(CN) - Five male college students waited too long to complain that the dean of students watched them shower in his home, the Mississippi Supreme Court ruled.
Richard Darden worked for the Manchester Educational Foundation for 25 years. He was a teacher, golf coach and football trainer before eventually becoming dean of students.
In May 2010, several students found him watching them shower in his home after football practice.
Darden self-reported the incident to Manchester's headmaster, and the school fired him.
He also pleaded guilty to three counts of voyeurism. Darden was sentenced to 15 years of probation and was ordered to register as a sex offender.
After Harden's arrest, five former Manchester student-athletes sued Darden, Manchester, Yahoo City Medical Clinic and Dr. William Thompson, among other defendants.
Charlie Raddin, Kyle Corley, Jacob Woodard, Jerold Hollowell and Brian Stephenson asserted claims of battery by improper physicals, negligence, invasion of privacy and infliction of emotional distress.
They claimed that Darden, who also held a medical degree but was never licensed, assisted Thompson in giving them their physical exams, which were required for them to participate in sports.
However, Thompson never received complaints about Darden's behavior during the physicals.
The plaintiffs testified that Darden's house was used as a common meeting ground and that players showered there because the showers at the field house were dirty and used for storage.
While the plaintiffs stated that they sometimes wrestled with Darden at his house, none of them present evidence that Darden had spied on them from his reported secret room.
The trial court granted Manchester's motion for summary judgment because the statute of limitations had expired, as the alleged acts took place before or during 2003.
The plaintiffs appealed, arguing that they did not know of their injuries during the wrestling matches and physicals until Darden was arrested.
The Mississippi Supreme Court disagreed, affirming the trial court's ruling in a decision written by Justice Michael Randolph.
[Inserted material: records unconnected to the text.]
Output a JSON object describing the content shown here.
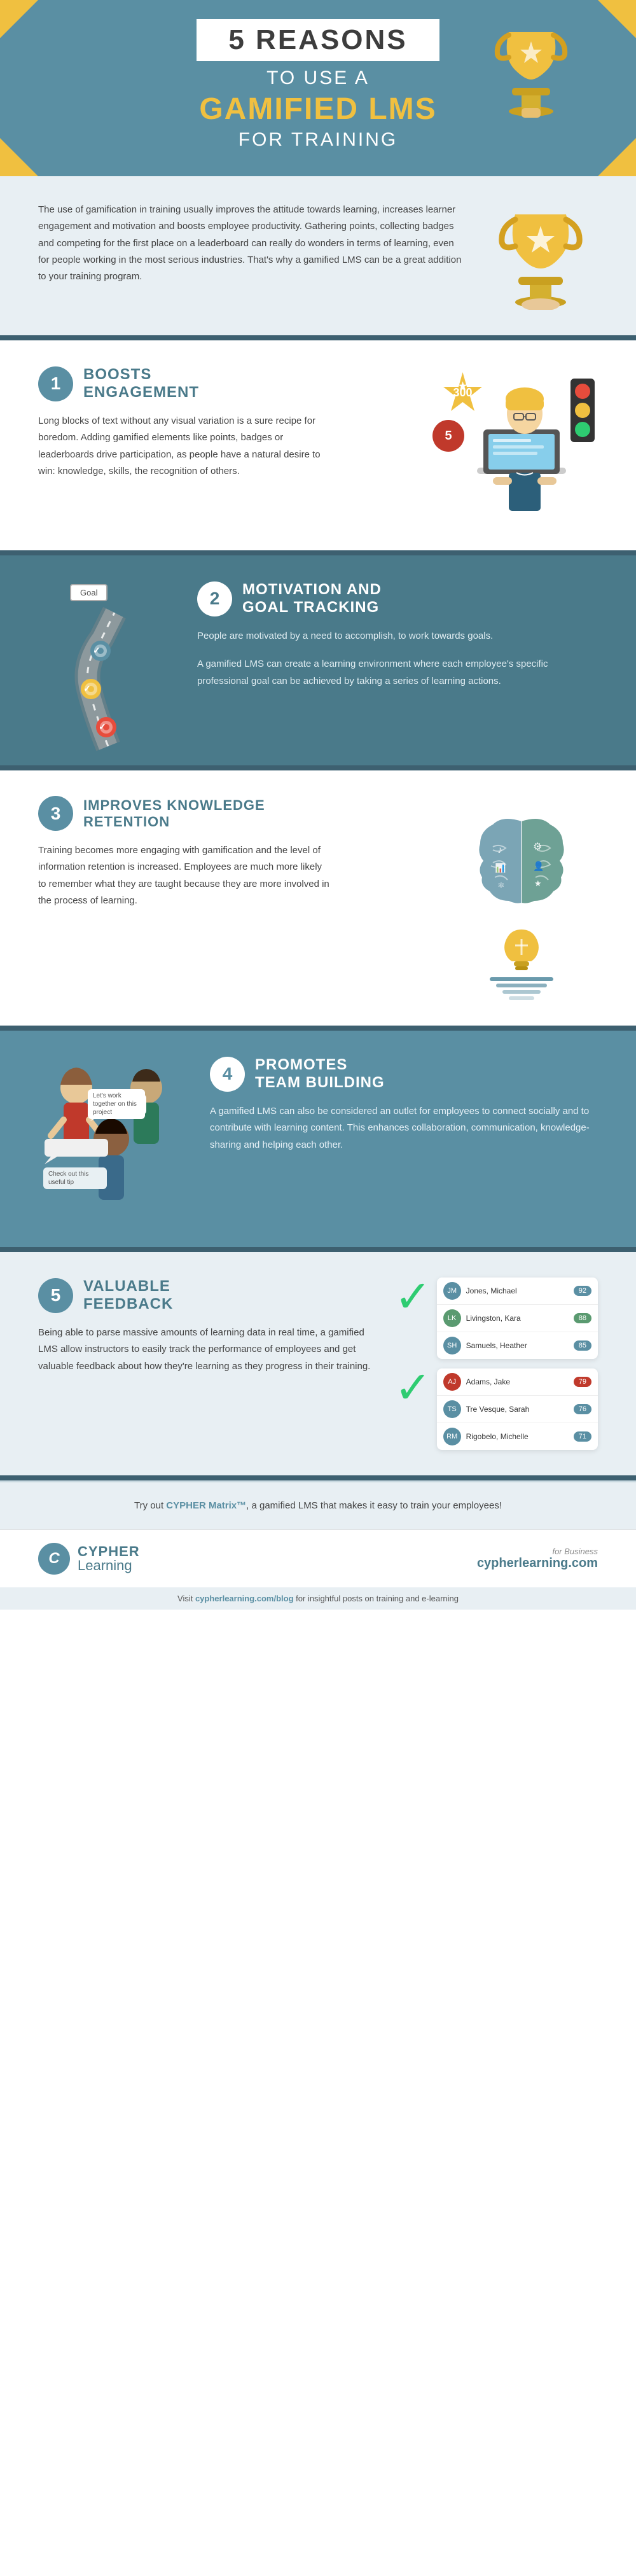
{
  "header": {
    "banner_text": "5 REASONS",
    "sub1": "TO USE A",
    "sub2": "GAMIFIED LMS",
    "sub3": "FOR TRAINING"
  },
  "intro": {
    "text": "The use of gamification in training usually improves the attitude towards learning, increases learner engagement and motivation and boosts employee productivity. Gathering points, collecting badges and competing for the first place on a leaderboard can really do wonders in terms of learning, even for people working in the most serious industries. That's why a gamified LMS can be a great addition to your training program."
  },
  "reasons": [
    {
      "number": "1",
      "title": "BOOSTS\nENGAGEMENT",
      "title_line1": "BOOSTS",
      "title_line2": "ENGAGEMENT",
      "body": "Long blocks of text without any visual variation is a sure recipe for boredom. Adding gamified elements like points, badges or leaderboards drive participation, as people have a natural desire to win: knowledge, skills, the recognition of others.",
      "badge_300": "300",
      "badge_5": "5"
    },
    {
      "number": "2",
      "title_line1": "MOTIVATION AND",
      "title_line2": "GOAL TRACKING",
      "body1": "People are motivated by a need to accomplish, to work towards goals.",
      "body2": "A gamified LMS can create a learning environment where each employee's specific professional goal can be achieved by taking a series of learning actions.",
      "goal_label": "Goal"
    },
    {
      "number": "3",
      "title_line1": "IMPROVES KNOWLEDGE",
      "title_line2": "RETENTION",
      "body": "Training becomes more engaging with gamification and the level of information retention is increased. Employees are much more likely to remember what they are taught because they are more involved in the process of learning."
    },
    {
      "number": "4",
      "title_line1": "PROMOTES",
      "title_line2": "TEAM BUILDING",
      "body": "A gamified LMS can also be considered an outlet for employees to connect socially and to contribute with learning content. This enhances collaboration, communication, knowledge-sharing and helping each other.",
      "bubble1": "Let's work together on this project",
      "bubble2": "Check out this useful tip"
    },
    {
      "number": "5",
      "title_line1": "VALUABLE",
      "title_line2": "FEEDBACK",
      "body": "Being able to parse massive amounts of learning data in real time, a gamified LMS allow instructors to easily track the performance of employees and get valuable feedback about how they're learning as they progress in their training.",
      "leaderboard": [
        {
          "name": "Jones, Michael",
          "score": "92",
          "color": "#5a8fa3"
        },
        {
          "name": "Livingston, Kara",
          "score": "88",
          "color": "#5a9a70"
        },
        {
          "name": "Samuels, Heather",
          "score": "85",
          "color": "#5a8fa3"
        }
      ],
      "leaderboard2": [
        {
          "name": "Adams, Jake",
          "score": "79",
          "color": "#c0392b"
        },
        {
          "name": "Tre Vesque, Sarah",
          "score": "76",
          "color": "#5a8fa3"
        },
        {
          "name": "Rigobelo, Michelle",
          "score": "71",
          "color": "#5a8fa3"
        }
      ]
    }
  ],
  "cta": {
    "text": "Try out CYPHER Matrix™, a gamified LMS that makes it easy to train your employees!"
  },
  "footer": {
    "brand": "CYPHER",
    "brand2": "Learning",
    "for_business": "for Business",
    "url": "cypherlearning.com",
    "visit_text": "Visit cypherlearning.com/blog for insightful posts on training and e-learning"
  }
}
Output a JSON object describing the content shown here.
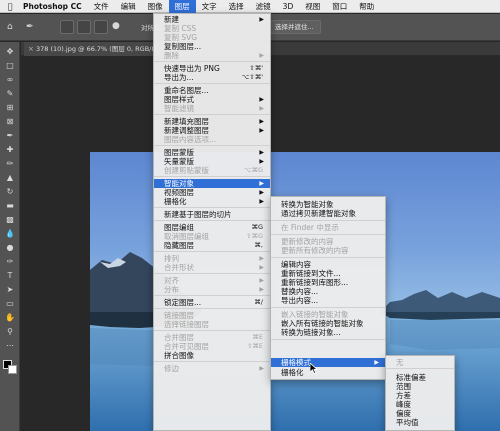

"If the touching was inappropriate at the time it occurred, it was inappropriate no matter what Darden was thinking during the contact," he wrote. "The claim for wrongful touching began at the time of the touching, not eight years later."